Going Solo begins with Dahl traveling to East Africa to work for the Shell Oil Company in 1938 at the age of 22. It took two weeks to travel from London to Mombasa by boat and Dahl provides vivid, humorous descriptions of some of his fellow travelers, which he characterizes as “that peculiar Empire-building breed of Englishman who spends his whole life working in distant corners of British territory,” And they are a set of characters, for instance, the elderly Major and his wife who exercise every morning by running around the ship’s deck – stark naked. Or his roommate who sprinkles Epsom Salt on his shoulders everyday to look like he has dandruff in order to hide the fact that he wears a wig.
Dahl was stationed at a place called Dar es Salaam, Tanzania, then called Tanganyika. He lived there with two other young Shell employees and their servants, but was also required to travel to Shell outposts, often for a month at a time. Dahl doesn’t go into any detail about his job, but he does about the people, the land and especially the animals he encountered.
I loved that life. We saw giraffe standing unafraid right beside the road, nibbling the tops of trees. We saw plenty of elephant and hippo and zebra and antelope and very occasionally a pride of lions. The only creatures I was frightened of were the snakes. (pg 26)Dahl also provides amazing anecdotes about encounters with a lion and the dreaded killer mamba snakes he was so afraid of.
As soon as war was declared against Germany, Dahl was ordered to leave his job and became a temporary Army officer. His first order was to round up all the German civilians, mostly shopkeepers, in the area and put them in an internment camp, even though they had been doing friendly business with them all along. There was one ugly incident doing this, but in the end the task is accomplished, although the German women and children were allowed to return to their homes instead of the camp.

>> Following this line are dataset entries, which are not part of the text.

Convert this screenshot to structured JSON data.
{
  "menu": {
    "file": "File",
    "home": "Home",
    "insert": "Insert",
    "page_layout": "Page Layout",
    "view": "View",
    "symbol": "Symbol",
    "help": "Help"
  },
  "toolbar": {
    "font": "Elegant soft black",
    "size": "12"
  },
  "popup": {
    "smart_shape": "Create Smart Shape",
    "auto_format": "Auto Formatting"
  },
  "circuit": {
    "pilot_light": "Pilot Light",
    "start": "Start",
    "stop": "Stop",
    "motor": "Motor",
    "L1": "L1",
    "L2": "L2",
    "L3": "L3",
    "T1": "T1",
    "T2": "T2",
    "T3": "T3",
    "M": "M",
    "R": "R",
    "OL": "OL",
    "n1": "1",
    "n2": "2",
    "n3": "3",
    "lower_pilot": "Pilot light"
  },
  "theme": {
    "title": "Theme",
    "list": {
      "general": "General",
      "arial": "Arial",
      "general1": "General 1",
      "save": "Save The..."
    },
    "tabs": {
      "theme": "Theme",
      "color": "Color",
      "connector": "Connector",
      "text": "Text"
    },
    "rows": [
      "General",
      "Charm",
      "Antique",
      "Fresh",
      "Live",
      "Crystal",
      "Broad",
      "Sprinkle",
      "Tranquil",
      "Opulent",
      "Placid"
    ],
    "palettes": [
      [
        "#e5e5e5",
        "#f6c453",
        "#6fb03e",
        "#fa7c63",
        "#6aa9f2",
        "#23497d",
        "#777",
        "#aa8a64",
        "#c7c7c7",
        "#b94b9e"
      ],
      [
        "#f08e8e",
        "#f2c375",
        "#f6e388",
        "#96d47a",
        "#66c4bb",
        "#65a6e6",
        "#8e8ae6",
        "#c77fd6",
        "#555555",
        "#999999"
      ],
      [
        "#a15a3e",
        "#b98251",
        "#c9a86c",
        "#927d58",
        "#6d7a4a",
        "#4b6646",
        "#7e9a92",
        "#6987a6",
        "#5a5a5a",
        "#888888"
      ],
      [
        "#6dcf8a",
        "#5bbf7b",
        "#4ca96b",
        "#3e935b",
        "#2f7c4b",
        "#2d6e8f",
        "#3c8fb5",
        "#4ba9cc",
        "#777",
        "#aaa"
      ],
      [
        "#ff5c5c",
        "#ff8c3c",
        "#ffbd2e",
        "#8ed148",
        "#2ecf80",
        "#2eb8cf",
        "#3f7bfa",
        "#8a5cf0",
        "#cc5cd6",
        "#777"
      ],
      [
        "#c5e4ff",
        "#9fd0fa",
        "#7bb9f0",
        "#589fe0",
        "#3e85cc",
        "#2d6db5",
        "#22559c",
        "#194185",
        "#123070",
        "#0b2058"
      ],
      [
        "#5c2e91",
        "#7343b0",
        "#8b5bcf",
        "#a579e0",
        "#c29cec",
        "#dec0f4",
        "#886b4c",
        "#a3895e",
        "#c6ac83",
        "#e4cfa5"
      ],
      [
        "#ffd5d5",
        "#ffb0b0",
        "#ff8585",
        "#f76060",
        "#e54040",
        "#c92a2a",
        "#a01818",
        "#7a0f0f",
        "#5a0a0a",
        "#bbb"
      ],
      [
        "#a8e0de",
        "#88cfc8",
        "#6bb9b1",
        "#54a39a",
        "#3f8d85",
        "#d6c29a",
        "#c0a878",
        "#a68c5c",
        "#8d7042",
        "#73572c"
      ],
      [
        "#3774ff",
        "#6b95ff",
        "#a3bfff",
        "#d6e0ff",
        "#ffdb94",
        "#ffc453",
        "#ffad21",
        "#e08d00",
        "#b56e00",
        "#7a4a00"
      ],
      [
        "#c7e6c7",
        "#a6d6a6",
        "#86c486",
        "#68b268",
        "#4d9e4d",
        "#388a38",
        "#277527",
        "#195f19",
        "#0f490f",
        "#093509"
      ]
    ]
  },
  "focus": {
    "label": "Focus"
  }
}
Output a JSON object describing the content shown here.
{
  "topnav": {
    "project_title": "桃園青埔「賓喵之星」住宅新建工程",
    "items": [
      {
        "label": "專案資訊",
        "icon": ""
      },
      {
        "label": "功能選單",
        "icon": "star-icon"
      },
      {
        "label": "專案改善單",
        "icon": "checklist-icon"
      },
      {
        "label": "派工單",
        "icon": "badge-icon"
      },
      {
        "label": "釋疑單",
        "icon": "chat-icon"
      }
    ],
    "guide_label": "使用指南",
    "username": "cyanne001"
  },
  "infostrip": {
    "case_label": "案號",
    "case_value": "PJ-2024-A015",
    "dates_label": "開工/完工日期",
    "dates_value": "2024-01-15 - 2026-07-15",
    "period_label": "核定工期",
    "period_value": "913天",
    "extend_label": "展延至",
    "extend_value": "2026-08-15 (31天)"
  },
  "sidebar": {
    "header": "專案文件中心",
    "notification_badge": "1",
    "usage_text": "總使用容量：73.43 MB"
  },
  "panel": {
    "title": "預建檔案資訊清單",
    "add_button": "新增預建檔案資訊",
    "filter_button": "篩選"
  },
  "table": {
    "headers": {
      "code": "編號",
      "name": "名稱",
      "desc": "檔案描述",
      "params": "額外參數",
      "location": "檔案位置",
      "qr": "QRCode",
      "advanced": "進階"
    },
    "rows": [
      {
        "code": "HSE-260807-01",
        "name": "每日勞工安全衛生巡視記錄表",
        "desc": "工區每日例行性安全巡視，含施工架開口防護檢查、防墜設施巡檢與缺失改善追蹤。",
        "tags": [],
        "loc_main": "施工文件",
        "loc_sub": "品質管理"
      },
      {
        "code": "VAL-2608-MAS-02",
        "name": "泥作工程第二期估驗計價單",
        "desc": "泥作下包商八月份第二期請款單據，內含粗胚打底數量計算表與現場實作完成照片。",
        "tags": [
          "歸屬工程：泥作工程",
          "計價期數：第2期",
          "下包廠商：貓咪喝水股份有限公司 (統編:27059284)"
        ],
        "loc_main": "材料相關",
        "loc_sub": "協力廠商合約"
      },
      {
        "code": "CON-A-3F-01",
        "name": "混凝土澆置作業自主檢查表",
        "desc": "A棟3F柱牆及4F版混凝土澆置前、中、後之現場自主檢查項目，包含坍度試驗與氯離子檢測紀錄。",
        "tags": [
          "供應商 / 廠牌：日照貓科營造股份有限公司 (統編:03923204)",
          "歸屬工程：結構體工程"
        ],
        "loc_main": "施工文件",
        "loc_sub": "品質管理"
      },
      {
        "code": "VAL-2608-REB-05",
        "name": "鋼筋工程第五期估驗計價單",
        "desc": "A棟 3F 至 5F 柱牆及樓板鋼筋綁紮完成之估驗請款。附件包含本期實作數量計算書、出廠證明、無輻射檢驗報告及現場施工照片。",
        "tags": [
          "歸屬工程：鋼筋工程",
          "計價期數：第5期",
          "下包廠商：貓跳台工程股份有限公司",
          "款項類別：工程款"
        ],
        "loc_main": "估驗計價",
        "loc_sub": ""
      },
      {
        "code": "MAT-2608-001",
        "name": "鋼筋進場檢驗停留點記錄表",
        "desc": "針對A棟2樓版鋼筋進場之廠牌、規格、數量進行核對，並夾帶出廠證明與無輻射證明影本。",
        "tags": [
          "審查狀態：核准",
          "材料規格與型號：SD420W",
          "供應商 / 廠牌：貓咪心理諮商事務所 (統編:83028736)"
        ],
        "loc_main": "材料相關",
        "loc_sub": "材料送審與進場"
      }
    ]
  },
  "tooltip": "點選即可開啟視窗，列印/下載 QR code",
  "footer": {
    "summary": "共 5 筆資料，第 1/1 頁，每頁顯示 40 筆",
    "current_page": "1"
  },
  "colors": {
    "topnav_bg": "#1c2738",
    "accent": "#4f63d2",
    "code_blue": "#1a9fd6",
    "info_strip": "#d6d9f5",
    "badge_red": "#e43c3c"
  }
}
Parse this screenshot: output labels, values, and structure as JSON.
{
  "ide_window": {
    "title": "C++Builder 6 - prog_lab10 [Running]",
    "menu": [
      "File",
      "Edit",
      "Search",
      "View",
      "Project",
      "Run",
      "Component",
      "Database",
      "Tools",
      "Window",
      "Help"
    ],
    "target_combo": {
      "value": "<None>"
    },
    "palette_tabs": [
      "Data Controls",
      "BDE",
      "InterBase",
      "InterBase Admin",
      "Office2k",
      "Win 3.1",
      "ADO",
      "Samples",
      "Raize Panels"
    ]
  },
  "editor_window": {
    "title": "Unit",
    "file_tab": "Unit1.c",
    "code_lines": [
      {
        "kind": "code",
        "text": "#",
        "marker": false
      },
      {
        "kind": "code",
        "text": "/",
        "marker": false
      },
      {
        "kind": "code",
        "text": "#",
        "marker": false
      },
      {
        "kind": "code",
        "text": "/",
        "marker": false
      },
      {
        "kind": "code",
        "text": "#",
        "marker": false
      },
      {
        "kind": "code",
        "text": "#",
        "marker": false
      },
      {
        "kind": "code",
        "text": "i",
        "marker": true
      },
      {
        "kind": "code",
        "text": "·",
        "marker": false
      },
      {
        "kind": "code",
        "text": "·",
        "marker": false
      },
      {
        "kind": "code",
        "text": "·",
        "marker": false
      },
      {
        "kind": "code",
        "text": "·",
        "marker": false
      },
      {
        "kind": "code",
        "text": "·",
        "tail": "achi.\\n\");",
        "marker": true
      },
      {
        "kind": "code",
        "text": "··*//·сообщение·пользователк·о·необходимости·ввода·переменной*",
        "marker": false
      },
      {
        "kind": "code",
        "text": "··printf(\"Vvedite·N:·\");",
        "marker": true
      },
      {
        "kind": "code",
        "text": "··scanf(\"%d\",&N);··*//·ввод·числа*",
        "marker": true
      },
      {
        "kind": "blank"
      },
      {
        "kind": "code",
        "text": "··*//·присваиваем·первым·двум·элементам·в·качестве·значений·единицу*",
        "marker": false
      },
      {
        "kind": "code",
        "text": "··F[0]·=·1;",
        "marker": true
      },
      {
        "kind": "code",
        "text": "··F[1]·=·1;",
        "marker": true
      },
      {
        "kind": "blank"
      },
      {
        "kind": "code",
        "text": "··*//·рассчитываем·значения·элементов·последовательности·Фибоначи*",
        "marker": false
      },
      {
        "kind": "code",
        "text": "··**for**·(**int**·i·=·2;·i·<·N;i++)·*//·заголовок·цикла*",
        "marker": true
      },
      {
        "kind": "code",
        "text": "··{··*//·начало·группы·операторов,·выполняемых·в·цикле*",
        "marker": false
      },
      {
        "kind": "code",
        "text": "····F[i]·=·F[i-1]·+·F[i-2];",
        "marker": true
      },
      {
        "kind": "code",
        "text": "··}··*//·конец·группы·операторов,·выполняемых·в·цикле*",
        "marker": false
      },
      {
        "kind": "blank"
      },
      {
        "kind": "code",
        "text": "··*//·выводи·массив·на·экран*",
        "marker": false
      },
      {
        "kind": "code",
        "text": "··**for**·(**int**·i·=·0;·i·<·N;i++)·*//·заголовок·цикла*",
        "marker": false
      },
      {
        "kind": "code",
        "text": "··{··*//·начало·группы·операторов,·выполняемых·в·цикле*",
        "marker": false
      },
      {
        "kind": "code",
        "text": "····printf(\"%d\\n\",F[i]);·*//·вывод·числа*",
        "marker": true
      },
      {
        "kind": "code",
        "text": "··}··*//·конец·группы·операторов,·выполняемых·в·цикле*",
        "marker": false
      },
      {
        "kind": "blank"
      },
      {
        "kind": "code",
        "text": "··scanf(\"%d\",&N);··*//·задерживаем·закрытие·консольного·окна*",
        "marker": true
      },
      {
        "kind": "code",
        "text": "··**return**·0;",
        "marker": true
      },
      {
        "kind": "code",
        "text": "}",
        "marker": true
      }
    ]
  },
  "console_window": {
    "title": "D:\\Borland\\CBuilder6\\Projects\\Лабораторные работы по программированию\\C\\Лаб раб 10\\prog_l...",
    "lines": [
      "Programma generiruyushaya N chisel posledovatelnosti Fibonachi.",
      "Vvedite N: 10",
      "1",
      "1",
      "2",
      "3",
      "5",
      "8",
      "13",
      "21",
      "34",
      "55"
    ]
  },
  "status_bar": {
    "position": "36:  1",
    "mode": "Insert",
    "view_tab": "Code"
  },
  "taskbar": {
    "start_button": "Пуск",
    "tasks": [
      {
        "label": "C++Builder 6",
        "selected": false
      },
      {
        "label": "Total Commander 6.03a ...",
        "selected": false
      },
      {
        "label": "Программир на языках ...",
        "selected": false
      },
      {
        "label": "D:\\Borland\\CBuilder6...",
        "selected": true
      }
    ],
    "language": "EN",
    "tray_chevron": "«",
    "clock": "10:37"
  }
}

In November 1939, Dahl decided to join the Royal Air Force, traveling alone for 600 miles to enlist in Nairobi. Flight training went well and Dahl was assigned to the 80 Squadron in the Western Desert. Flying solo to reach them, he could not find a landing airstrip to refuel before nightfall and was forced to land his plane in the desert, where it hit a boulder and burst in flame. Dahl survived, but spent months in hospital recovering from his injuries. Once he was sufficiently recovered, he was sent to Greece where the 80 Squadron had relocated and discovered they were expected to defend against a very well equipped enemy, the Germans and the Vichy French, with only 15 one man Hurricane planes of their own. Given his descriptions of the air battles with Germans, it is amazing anyone survived, and actually, not many did including Dahl's good friend, David Coke. Dahl seems to have had great good luck all through his RAF days. He was transferred to Palestine after Greece was captured by the Germans in April 1941. One of the oddest stories he tells was of finding a group of German Jews, about 50 children and two adults in the middle of a secret landing strip in Haifa, who had actually helped to build the landing strip.
Altogether, Dahl flew sorties from April 1941 to June 1941 often as many as five times a day. He was invalided out of the RAF and sent back to England when he began to experience terrible headaches that caused him to blackout while flying. These headaches were the result of his old crash injuries.
I found Going Solo to be an oddly engaging book, pulled in from the start by Dahl’s wonderful descriptions of what was going on around him, first on the ship and then in Dar es Salaam and later in Kenya. Of course, the book was written in 1986, so one must always keep in mind that Dahl’s memories had forty years to marinate. Generally, I space out when I am confronted with detailed descriptions of military things because I don’t really understand that kind of stuff. However, I found Dahl’s explanations to be quite interesting and understandable without sounding condescending. Dahl loved photography and many of the black and white photos he took from this time in his life are interspersed throughout the book, as well as maps and bits of letters and telegrams.
Dahl originally wrote about his RAF experiences in a 1946 book called Over to You: Ten Stories of Flyers and Flying, which is also still available, but the stories are definitely not meant for young readers.
The official Roald Dahl website can be found at http://www.roalddahl.com/
Non-Fiction Monday is hosted today by http://www.rascofromrif.org/
Thank you, Alex, for posting on NONFICTION MONDAY today...I was a little worried no one was going to post a Roald Dahl and failed to pick up one myself to review. Thank you for making sure we had a title by him on HIS day!ReplyDelete
Glad to be of help and thanks again for hosting Non-Fiction Monday this week.ReplyDelete
I really want to read this book now. It looks like we have similar paths, going abroad at 22, though I don't expect to be in any plane crashes or fighting any wars (I hope not, anyway). I also space out when it comes to military stuff, but Dahl's style is always engaging, so based on that and this review I think I would give the book a shot.ReplyDelete
Thank you very much! Im Dutch and I can use this summary for my book test for English tomorrow. I already have read the book so its a great supplement.ReplyDelete
Must be an enjoyable read Going Solo by Roald Dahl. loved the way you wrote it. I find your review very genuine and orignal, this book is going in by "to read" listReplyDelete
thnx alex u saved me big timeReplyDelete